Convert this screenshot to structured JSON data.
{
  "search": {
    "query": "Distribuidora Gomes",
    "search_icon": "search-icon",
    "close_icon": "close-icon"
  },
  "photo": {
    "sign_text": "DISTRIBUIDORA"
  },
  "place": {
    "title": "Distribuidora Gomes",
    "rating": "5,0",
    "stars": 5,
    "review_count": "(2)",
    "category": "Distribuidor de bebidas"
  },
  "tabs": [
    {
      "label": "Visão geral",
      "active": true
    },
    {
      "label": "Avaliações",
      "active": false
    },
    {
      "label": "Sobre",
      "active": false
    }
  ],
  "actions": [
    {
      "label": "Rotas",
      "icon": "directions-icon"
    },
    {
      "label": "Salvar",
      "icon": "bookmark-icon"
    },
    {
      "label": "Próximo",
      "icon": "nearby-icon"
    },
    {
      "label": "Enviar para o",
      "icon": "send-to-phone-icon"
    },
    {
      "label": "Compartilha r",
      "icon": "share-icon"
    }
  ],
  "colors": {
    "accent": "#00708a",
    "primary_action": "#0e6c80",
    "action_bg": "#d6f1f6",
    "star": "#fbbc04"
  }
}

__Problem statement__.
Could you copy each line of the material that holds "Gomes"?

__Result__.
    "query": "Distribuidora Gomes",
    "title": "Distribuidora Gomes",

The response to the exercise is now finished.